Interface dataset entries:
-.-.-

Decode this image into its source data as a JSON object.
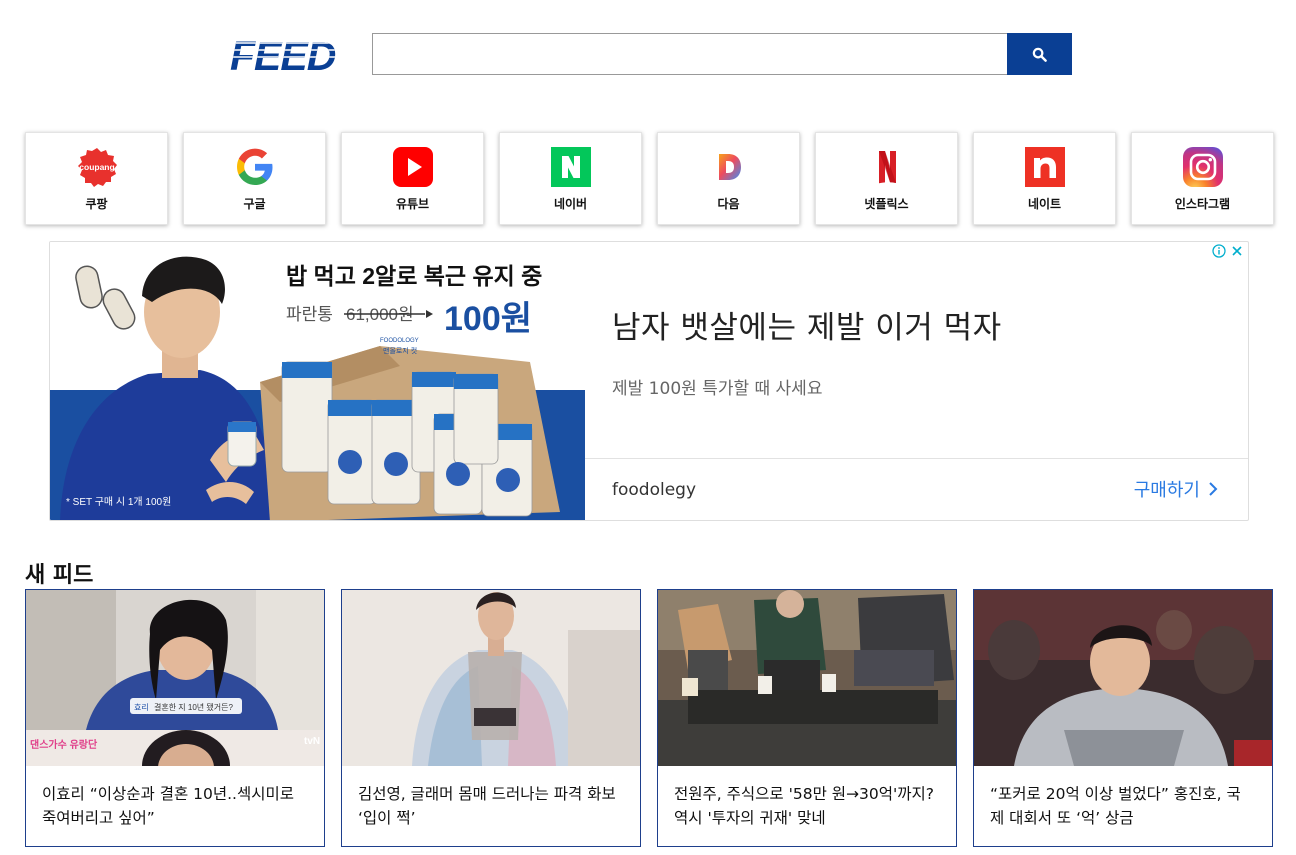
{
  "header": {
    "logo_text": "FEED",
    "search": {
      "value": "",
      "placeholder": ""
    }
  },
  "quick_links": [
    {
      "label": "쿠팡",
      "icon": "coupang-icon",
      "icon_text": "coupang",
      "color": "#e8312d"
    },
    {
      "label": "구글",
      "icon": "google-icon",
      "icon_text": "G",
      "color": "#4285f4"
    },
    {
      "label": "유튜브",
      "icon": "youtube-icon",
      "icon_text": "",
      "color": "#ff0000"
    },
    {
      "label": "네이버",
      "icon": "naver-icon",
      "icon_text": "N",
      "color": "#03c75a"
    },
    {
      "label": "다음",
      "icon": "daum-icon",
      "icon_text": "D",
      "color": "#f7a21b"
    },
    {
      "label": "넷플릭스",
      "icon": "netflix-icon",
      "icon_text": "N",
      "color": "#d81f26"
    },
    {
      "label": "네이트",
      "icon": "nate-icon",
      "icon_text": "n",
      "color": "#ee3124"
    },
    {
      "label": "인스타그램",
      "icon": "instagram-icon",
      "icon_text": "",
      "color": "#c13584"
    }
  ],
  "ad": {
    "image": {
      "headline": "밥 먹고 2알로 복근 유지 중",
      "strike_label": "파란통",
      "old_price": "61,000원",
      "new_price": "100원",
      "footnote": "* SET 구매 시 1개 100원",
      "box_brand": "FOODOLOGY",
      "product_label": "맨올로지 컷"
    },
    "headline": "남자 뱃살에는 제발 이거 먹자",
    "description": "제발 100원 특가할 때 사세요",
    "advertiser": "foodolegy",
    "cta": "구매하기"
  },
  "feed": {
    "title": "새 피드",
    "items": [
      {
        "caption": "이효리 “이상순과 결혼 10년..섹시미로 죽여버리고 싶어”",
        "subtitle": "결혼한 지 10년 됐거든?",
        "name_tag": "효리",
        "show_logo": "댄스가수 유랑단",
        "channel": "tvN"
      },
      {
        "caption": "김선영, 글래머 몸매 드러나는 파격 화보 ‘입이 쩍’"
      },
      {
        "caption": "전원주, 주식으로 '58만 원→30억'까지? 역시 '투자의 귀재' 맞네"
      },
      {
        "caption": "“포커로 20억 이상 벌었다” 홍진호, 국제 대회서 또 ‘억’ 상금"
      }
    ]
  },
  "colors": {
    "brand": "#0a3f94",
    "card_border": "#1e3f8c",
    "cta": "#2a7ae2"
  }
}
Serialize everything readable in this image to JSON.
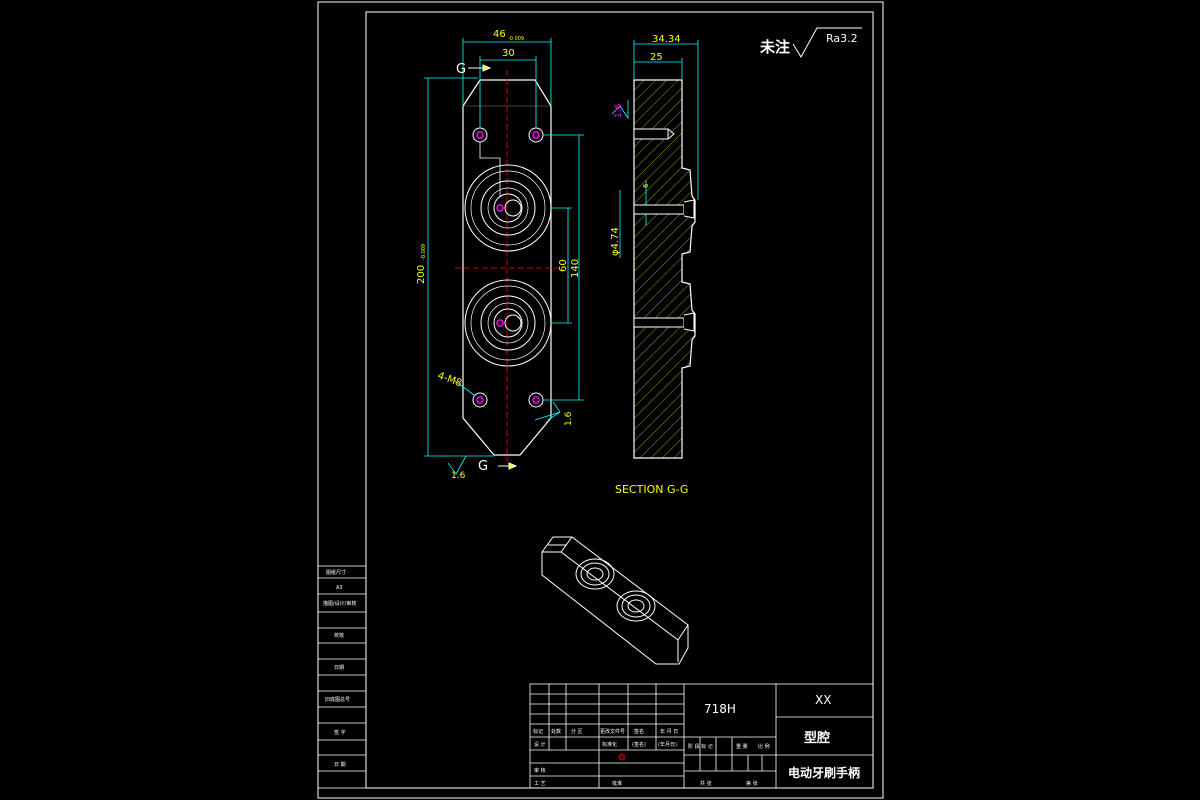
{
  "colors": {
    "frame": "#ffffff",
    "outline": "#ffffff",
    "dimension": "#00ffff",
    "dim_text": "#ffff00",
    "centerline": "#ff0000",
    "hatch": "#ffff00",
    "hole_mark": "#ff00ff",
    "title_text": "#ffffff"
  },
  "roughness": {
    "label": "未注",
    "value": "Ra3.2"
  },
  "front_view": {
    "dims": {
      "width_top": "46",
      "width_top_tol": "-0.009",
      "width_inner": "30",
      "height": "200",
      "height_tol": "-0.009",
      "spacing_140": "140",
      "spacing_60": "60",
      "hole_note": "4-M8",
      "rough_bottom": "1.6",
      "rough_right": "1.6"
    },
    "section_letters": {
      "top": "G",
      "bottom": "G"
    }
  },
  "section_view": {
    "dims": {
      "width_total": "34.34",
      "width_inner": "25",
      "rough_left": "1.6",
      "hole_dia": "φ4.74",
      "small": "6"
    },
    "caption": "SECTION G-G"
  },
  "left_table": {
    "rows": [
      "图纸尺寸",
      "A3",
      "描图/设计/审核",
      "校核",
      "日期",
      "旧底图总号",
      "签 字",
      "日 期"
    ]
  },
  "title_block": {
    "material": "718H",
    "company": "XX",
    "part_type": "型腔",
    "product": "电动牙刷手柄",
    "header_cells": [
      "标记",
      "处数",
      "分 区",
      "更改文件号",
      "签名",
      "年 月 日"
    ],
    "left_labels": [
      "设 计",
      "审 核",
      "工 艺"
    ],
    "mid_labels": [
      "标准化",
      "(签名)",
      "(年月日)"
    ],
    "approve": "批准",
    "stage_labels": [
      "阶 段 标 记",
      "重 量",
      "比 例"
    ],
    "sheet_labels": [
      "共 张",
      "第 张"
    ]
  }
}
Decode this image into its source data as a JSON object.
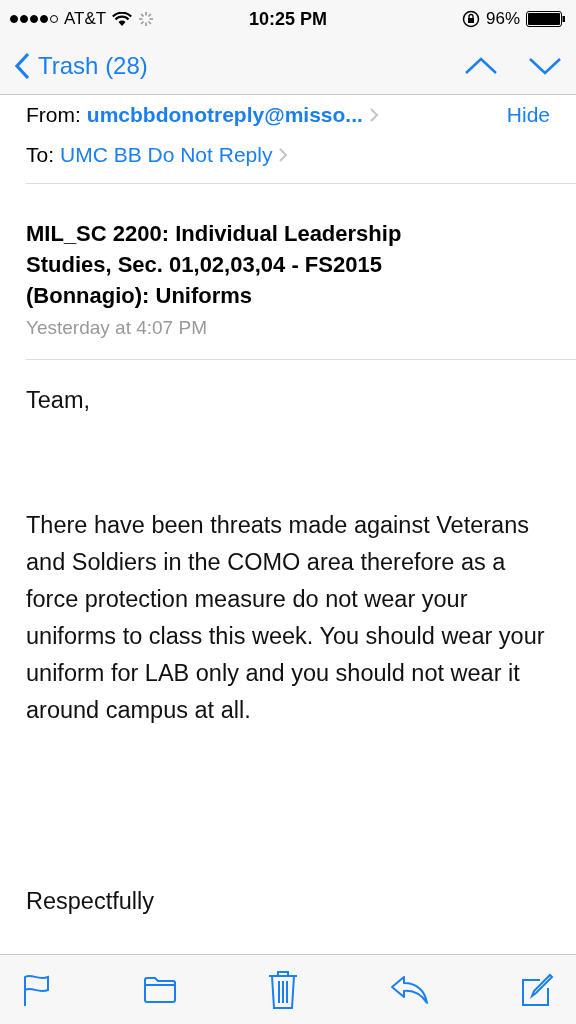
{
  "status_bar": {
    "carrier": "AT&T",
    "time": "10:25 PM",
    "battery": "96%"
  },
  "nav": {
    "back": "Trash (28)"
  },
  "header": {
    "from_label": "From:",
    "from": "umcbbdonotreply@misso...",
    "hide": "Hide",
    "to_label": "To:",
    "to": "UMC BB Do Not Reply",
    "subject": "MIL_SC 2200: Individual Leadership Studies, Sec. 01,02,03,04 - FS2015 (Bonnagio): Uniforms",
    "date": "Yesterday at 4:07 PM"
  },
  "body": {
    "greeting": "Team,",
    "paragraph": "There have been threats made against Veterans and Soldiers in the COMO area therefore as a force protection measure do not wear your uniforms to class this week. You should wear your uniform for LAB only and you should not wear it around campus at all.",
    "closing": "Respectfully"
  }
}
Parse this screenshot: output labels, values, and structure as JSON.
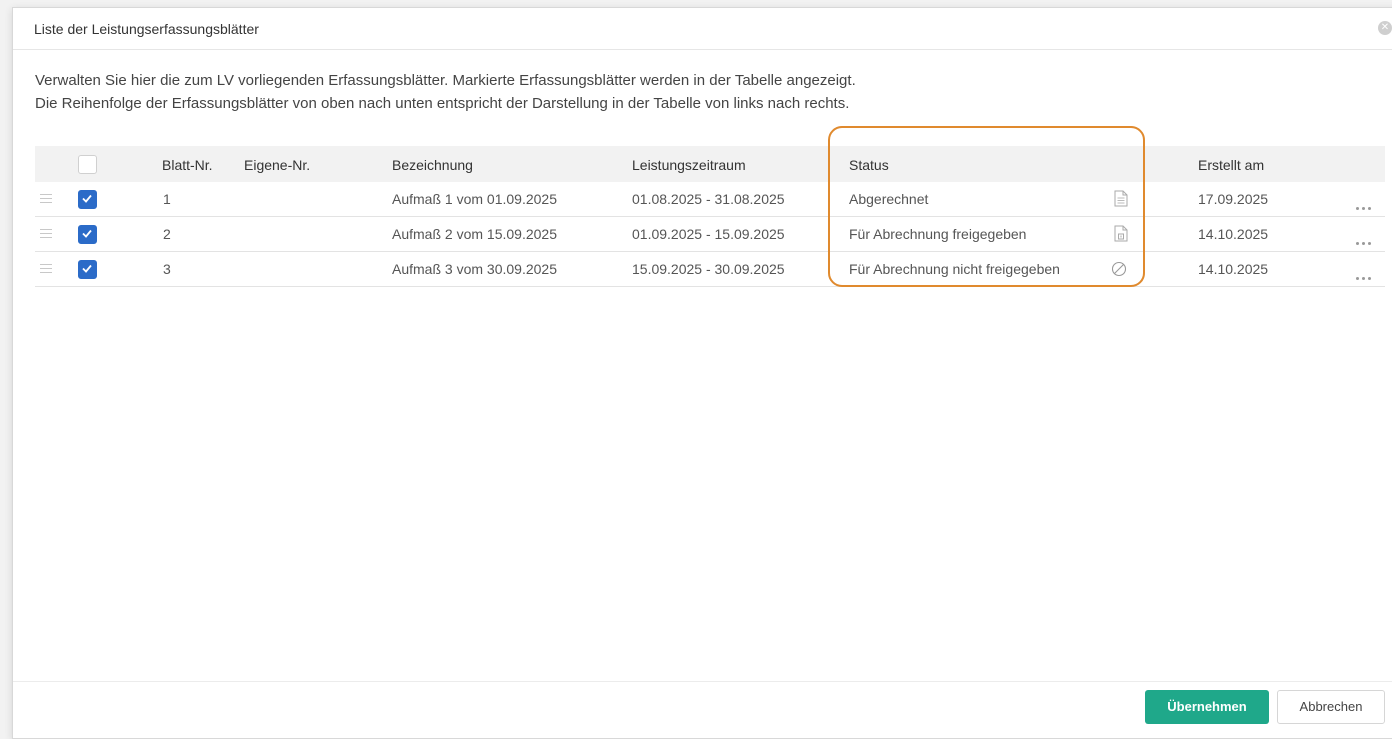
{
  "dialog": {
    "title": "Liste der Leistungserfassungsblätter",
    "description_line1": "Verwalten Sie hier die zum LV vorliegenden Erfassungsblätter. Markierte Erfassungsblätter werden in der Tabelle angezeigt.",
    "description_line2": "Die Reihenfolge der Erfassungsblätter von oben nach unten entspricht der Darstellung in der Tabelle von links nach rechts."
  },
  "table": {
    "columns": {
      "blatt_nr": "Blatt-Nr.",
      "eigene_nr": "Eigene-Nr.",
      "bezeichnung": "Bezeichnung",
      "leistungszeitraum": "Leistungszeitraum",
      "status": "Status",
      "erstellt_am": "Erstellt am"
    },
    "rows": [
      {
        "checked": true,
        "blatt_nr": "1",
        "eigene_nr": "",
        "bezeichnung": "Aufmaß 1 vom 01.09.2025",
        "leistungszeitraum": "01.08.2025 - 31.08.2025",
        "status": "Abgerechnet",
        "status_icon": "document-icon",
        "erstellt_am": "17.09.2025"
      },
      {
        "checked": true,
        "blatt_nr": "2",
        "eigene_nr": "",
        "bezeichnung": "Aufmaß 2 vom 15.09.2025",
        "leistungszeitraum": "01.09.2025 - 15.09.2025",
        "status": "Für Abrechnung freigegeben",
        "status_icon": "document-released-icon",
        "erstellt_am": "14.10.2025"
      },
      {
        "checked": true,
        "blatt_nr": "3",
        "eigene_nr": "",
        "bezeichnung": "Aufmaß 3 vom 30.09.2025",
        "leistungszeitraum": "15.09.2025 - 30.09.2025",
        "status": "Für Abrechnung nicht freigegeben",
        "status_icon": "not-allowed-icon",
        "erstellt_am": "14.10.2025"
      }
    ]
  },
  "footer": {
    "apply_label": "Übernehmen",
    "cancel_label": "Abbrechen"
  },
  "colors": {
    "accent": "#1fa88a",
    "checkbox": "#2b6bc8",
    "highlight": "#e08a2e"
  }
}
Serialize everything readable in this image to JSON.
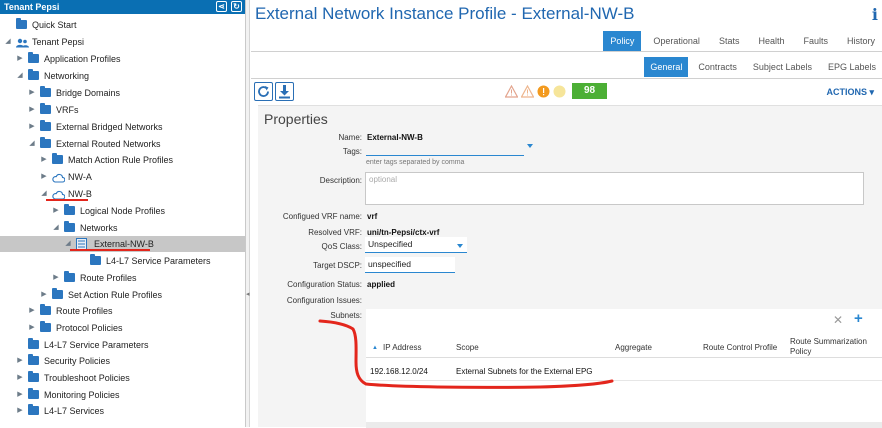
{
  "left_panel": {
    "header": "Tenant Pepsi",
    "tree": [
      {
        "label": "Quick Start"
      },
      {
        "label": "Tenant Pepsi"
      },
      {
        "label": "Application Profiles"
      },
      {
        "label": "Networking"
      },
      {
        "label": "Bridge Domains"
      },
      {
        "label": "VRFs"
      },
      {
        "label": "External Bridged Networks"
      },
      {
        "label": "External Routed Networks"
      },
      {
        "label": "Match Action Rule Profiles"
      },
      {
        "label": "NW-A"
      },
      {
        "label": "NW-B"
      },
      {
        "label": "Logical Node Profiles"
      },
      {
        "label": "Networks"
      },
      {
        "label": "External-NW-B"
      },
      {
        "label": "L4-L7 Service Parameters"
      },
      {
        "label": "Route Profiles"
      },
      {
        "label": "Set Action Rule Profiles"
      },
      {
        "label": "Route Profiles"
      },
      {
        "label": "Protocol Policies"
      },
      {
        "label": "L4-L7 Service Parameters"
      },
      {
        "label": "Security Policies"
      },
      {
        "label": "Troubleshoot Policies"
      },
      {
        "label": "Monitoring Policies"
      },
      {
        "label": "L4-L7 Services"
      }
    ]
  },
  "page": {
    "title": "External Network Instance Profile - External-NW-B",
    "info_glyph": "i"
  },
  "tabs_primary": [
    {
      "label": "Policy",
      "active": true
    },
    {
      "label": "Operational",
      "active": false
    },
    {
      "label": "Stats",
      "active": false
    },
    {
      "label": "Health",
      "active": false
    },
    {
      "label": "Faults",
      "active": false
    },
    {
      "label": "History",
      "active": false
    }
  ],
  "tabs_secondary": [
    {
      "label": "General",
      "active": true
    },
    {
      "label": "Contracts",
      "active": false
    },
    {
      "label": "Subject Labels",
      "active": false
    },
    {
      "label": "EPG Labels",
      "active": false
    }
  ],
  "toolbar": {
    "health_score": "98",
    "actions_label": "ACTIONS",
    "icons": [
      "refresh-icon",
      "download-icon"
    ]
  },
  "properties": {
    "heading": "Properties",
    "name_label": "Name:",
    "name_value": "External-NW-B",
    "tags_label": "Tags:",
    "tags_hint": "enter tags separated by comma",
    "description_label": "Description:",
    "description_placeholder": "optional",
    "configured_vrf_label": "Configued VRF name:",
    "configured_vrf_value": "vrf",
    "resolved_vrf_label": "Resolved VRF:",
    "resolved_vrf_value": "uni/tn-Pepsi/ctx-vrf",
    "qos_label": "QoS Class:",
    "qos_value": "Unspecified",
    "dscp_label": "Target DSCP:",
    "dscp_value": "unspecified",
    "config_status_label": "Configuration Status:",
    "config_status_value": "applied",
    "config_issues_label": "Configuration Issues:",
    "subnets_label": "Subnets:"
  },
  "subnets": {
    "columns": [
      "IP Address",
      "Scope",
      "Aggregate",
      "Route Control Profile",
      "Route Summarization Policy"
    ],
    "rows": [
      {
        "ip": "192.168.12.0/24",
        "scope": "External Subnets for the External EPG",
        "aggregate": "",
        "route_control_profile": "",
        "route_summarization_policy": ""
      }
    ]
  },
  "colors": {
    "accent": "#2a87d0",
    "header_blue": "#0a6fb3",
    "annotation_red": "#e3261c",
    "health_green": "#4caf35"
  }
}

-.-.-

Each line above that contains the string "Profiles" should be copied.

        "label": "Application Profiles"
        "label": "Match Action Rule Profiles"
        "label": "Logical Node Profiles"
        "label": "Route Profiles"
        "label": "Set Action Rule Profiles"
        "label": "Route Profiles"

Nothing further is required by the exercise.